Globalization has brought many benefits, but there’s still no place like home. A weak home country like ours will put us at the losing end of globalization. A weak home country like ours can be easily deluged and overwhelmed by malware and malicious foreign média like Rappler. In terms of nation-building, we are still far behind Vietnam.
so. press freedom for what nga ba? for nation-building dapat, yes? instead, press freedom hereabouts is deployed in the service of vested / capitalist interests (the rich) that rarely, if ever, coincide with the interests of the impoverished masses (the poor). despite a “free press” since EDSA, the masses continue to be woefully uninformed on important social, political, and economic issues and, therefore, ill-equipped to demand wiser policies and better services of the leaders they elect.
so. when sal panelo admits that most filipinos don’t understand what the constitution is all about, much less the proposed alternatives, who is to blame for the ignorance? when most pinoys don’t understand why the president is pushing for BBL or why the lower house ignores him, whose fault is it? when we don’t understand what senator legarda means when she says that the country has so much money and why none of it trickles down to the larger population and why the masses live such miserable lives, why do we blame only “the educational system” but not mass media for the mass ignorance?
i could go on and on, but let me end with this: when most pinoys have no idea that in cases of dengue, papaya leaf juice is effective in keeping blood platelet count up (thereby preventing damage to walls of blood vessels, therefore no hemorrhaging) or that it has long been used to stop dengue in its tracks in sri lanka, malaysia, indonesia where they also have locally produced mosquito sprays made of papaya leaf extract as well as capsules and tinctures, what does it say about our DOH and medical professionals — that they all, or their relatives, are in the pay of multinational pharmaceutical giants like sanofi of dengvaxia fame? obviously there is no money in papaya leaf extract, too many papaya trees everywhere. but what does it say of our mainstream media — print and broadcast and online — when none of them have the time or inclination to do some research (google it, guys!) and call out the DOH, sabay share such precious info with the public. perhaps they, too, or their relatives, are in the pay of giant pharmaceuticals? or maybe they’re just plain fanatical about branded western medicine?

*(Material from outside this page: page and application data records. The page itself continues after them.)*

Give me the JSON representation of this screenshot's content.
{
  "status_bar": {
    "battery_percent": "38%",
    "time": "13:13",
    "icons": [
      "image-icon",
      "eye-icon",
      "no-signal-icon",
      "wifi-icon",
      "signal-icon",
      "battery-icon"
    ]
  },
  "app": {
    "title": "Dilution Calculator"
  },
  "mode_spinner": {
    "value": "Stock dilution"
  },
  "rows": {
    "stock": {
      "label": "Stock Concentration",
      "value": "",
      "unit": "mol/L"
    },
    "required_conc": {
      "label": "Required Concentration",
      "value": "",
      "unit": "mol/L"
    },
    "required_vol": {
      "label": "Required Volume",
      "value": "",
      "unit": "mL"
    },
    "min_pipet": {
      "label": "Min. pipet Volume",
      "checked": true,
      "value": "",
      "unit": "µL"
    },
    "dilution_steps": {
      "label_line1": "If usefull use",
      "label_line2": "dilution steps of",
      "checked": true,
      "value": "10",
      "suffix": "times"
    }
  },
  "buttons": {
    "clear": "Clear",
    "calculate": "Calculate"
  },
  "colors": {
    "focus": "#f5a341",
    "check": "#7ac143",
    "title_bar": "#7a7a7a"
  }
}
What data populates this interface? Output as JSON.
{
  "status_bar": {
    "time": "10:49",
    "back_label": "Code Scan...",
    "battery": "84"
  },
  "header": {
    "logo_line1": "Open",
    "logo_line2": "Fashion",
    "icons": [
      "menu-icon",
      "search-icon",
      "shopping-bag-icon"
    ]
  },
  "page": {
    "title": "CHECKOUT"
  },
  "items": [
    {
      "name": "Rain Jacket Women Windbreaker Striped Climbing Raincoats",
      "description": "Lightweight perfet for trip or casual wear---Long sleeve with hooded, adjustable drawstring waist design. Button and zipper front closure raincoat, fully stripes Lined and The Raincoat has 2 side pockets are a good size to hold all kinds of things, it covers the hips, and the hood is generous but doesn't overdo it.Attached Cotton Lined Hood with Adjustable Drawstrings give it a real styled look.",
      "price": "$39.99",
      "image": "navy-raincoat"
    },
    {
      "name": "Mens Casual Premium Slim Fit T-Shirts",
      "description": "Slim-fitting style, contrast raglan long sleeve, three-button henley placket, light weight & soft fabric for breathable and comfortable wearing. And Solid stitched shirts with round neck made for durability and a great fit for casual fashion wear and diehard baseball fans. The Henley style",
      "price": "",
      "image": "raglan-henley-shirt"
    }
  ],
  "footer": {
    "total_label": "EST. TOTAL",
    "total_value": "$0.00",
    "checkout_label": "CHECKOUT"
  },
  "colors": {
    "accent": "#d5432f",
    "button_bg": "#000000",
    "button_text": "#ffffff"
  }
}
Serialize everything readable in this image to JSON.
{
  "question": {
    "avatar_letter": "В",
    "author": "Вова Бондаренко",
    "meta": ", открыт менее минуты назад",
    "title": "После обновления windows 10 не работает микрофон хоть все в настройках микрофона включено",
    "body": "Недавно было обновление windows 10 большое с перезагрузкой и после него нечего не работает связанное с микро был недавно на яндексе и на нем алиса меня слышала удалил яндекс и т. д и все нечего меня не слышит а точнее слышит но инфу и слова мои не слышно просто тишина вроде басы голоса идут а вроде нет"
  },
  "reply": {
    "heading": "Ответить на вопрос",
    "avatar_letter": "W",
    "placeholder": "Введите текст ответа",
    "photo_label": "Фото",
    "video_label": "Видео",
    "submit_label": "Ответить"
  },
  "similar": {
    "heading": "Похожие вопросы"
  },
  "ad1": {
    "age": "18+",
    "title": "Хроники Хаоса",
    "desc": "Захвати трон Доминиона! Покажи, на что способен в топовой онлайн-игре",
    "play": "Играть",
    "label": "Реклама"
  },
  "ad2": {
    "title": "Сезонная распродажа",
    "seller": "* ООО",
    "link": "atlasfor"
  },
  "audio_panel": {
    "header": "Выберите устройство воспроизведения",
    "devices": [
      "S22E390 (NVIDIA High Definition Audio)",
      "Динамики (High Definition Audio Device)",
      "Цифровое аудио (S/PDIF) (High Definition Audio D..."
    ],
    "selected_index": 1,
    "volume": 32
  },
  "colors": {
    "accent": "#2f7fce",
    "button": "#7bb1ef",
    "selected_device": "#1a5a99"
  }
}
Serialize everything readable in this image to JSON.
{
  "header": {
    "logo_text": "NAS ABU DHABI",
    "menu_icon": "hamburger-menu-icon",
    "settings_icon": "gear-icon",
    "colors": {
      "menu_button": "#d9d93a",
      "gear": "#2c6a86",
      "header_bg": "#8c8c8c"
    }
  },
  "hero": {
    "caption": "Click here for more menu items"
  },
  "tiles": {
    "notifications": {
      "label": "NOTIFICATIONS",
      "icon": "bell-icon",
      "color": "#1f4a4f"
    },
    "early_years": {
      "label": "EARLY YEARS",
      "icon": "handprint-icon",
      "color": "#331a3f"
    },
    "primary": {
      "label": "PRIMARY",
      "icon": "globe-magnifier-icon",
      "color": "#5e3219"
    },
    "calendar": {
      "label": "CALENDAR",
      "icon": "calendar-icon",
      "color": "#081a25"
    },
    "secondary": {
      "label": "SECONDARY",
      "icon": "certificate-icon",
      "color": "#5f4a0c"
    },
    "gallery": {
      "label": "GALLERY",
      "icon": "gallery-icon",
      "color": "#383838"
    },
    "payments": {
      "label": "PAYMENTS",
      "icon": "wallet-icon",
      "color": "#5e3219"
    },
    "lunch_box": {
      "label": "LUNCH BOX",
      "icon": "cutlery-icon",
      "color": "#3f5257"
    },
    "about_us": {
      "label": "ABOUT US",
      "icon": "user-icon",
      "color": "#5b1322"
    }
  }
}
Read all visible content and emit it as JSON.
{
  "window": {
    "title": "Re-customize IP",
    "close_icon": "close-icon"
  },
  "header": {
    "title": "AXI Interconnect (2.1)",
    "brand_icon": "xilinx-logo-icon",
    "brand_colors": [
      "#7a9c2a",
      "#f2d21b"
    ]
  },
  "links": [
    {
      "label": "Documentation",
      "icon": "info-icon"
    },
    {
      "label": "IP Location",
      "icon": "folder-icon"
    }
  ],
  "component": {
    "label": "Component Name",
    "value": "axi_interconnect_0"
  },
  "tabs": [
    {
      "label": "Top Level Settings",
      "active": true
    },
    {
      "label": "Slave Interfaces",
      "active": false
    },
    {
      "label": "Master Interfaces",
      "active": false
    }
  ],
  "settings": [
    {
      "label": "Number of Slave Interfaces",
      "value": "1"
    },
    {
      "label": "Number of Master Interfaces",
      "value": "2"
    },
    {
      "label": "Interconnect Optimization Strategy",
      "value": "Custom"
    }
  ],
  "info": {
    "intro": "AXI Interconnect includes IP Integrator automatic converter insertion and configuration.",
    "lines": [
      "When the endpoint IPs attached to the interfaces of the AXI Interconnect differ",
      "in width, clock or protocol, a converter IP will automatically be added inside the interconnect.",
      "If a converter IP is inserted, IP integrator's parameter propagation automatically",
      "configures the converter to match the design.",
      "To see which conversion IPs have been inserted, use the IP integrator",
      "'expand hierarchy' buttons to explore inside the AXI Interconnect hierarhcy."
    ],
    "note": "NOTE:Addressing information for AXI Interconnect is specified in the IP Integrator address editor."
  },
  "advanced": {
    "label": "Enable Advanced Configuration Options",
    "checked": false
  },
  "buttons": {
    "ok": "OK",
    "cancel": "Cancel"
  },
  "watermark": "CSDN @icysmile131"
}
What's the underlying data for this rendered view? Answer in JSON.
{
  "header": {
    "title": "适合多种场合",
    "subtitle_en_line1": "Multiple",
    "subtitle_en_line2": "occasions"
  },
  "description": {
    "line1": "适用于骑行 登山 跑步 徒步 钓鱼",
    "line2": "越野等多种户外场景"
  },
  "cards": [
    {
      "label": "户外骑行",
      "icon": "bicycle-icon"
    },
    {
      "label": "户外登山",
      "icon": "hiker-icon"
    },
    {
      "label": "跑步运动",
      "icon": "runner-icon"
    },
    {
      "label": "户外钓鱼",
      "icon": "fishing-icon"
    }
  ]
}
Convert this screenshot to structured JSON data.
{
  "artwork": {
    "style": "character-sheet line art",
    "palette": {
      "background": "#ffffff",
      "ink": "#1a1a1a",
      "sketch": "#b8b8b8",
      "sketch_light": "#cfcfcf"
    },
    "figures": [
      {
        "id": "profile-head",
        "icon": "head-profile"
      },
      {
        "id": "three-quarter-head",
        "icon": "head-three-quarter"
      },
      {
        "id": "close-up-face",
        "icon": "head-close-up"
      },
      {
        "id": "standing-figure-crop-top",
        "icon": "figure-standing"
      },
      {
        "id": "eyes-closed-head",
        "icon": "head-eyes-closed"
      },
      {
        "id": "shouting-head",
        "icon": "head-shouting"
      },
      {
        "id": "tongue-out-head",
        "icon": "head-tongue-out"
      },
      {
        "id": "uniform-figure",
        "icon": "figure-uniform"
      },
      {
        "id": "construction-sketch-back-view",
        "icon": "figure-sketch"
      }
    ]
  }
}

so. really. when rappler’s ressa says she sought foreign funding “to keep the group free of potential vested interests” she means, i suppose, local oligarchs and political bigshots, pero okay lang ang vested interests ng global oligarchs and multinational bigshots? i wonder if the same attitude obtains in other media outfits like gma 7, abs-cbn, vera files, pcij, and cmfr that are, like rappler i hear, mostly foreign-funded.
so much for “press freedom.”